## Kinetic Energy

**Kinetic energy** is a fundamental concept in physics that describes the energy an object possesses due to its motion. It is a scalar quantity and depends on both the mass and velocity of the object. This energy can be observed in various forms, from a speeding car to a rotating turbine blade. Understanding kine tic energy is crucial not only in physics but also in fields such as engineering, sports, and everyday life.

### Definition and Formula

**Definition:**Kinetic energy (KEKEKE) is defined as the energy possessed by an object due to its motion.**Formula:**The formula for kine tic energy is given by:

KE=12mv2KE = \frac{1}{2} mv^2KE=21mv2

where:

- mmm is the mass of the object,
- vvv is the velocity of the object.

This formula indicates that kine tic energy increases with both mass and the square of velocity.

### Conceptual Understanding

#### Relationship with Motion

Kinetic energy is intimately tied to the motion of an object.
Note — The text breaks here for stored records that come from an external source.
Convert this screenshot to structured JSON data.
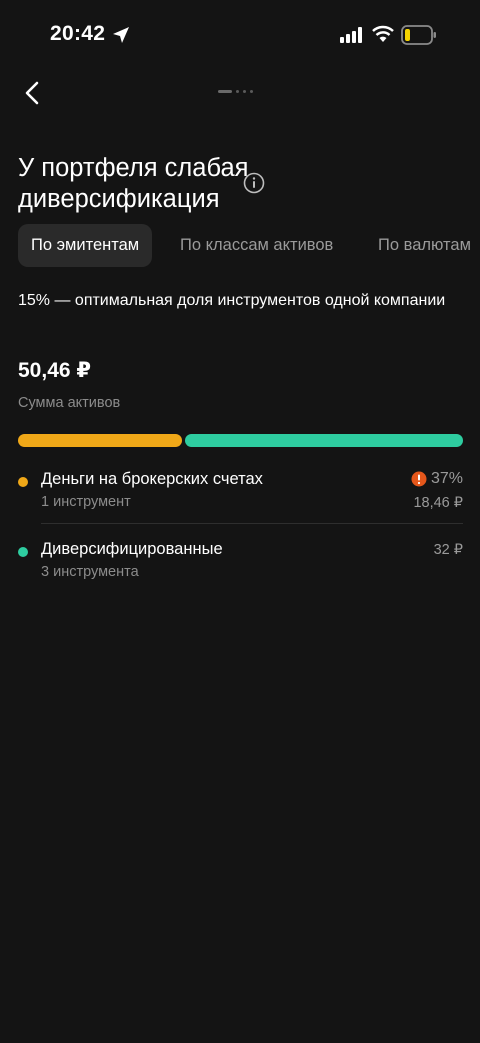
{
  "status_bar": {
    "time": "20:42"
  },
  "nav": {
    "pager_active_index": 0
  },
  "title": "У портфеля слабая диверсификация",
  "tabs": [
    {
      "label": "По эмитентам",
      "active": true
    },
    {
      "label": "По классам активов",
      "active": false
    },
    {
      "label": "По валютам",
      "active": false
    }
  ],
  "description": "15% — оптимальная доля инструментов одной компании",
  "summary": {
    "total": "50,46 ₽",
    "total_label": "Сумма активов"
  },
  "distribution_bar": [
    {
      "share": 0.37,
      "color": "#F0A818"
    },
    {
      "share": 0.63,
      "color": "#2ECDA0"
    }
  ],
  "items": [
    {
      "name": "Деньги на брокерских счетах",
      "sub": "1 инструмент",
      "percent": "37%",
      "amount": "18,46 ₽",
      "color": "#F0A818",
      "warning": true,
      "icon": "warning-icon"
    },
    {
      "name": "Диверсифицированные",
      "sub": "3 инструмента",
      "amount": "32 ₽",
      "color": "#2ECDA0",
      "warning": false
    }
  ],
  "colors": {
    "background": "#141414",
    "warning": "#E5571B",
    "muted_text": "#8C8C8C"
  }
}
Objects in motion possess this energy due to their ability to do work. When an object moves, it can exert force over a distance, demonstrating the presence of kine tic energy.

#### Units and Dimensions

Kinetic energy is measured in joules (J), the same as energy. Its units are derived from the units of mass (kilograms, kg) and velocity (meters per second, m/s). Thus, 1 J=1 kg⋅m2/s21 \text{ J} = 1 \text{ kg} \cdot \text{m}^2/\text{s}^21 J=1 kg⋅m2/s2.

### Factors Affecting Kine tic Energy

#### Mass

The mass of an object directly influences its kinetic energy. A heavier object, given the same velocity, will possess more kine tic energy than a lighter object. This relationship is linear in terms of mass.

#### Velocity

Velocity plays a critical role in determining kinetic energy. Since kine tic energy depends on the square of its velocity, doubling the velocity of an object quadruples its kine tic energy. This exponential relationship highlights the significant impact of speed on kinetic energy.

#### Mathematical Formulation

The mathematical derivation of kine tic energy from basic principles involves understanding how work (the transfer of energy through motion) relates to the mass and velocity of an object. By integrating the force applied over a distance, the concept of kine tic energy emerges as a measure of the ability of motion to perform work.

### Applications in Physics

#### Work-Energy Theorem

The work-energy theorem establishes a direct relationship between the work done on an object and the change in its kinetic energy. It states that the work done by the net force on an object equals the change in its kine tic energy:

W=ΔKEW = \Delta KEW=ΔKE

This theorem is foundational in understanding how forces affect the motion and energy state of objects.

#### Conservation of Energy

Kinetic energy is conserved in isolated systems where no external forces are acting. In such systems, the total mechanical energy (kinetic plus potential energy) remains constant over time. This principle is vital in analyzing mechanical systems ranging from simple collisions to complex celestial mechanics.

### Practical Examples and Real-World Applications

#### Automotive Industry

In the automotive industry, kinetic energy plays a crucial role in vehicle dynamics and safety. Understanding how kine tic energy changes with speed helps engineers design safer cars and more efficient braking systems. Crumple zones and airbags are designed to absorb and dissipate kine tic energy during collisions, thereby protecting occupants.

#### Sports and Athletics

In sports, kinetic energy governs the dynamics of moving objects such as balls, athletes, and equipment. For instance, the speed of a baseball determines its kine tic energy when hit or thrown, influencing its trajectory and impact force upon contact.

#### Renewable Energy

In renewable energy technologies like wind turbines, kinetic energy is harnessed from moving air to generate electricity. Blades capture the kine tic energy of wind, converting it into rotational mechanical energy that drives generators.

### Limitations and Considerations

#### Relativity

In relativistic physics, the concept of kinetic energy undergoes modifications at velocities approaching the speed of light. Special relativity provides corrections to classical kine tic energy formulas, accounting for changes in mass and energy conservation principles.

#### Non-mechanical Forms

While kine tic energy primarily applies to mechanical systems, analogous concepts exist in other domains. For instance, in thermodynamics, the kine tic energy of gas molecules contributes to their temperature and pressure.

## Conclusion

**Kinetic energy** is a foundational concept in physics, describing the energy associated with the motion of objects. From its definition and mathematical formulation to practical applications in various fields, understanding kine tic energy is essential for comprehending the dynamics of the physical world. Whether in automotive engineering, sports dynamics, or renewable energy technologies, kine tic energy shapes our understanding and utilization of motion-related phenomena.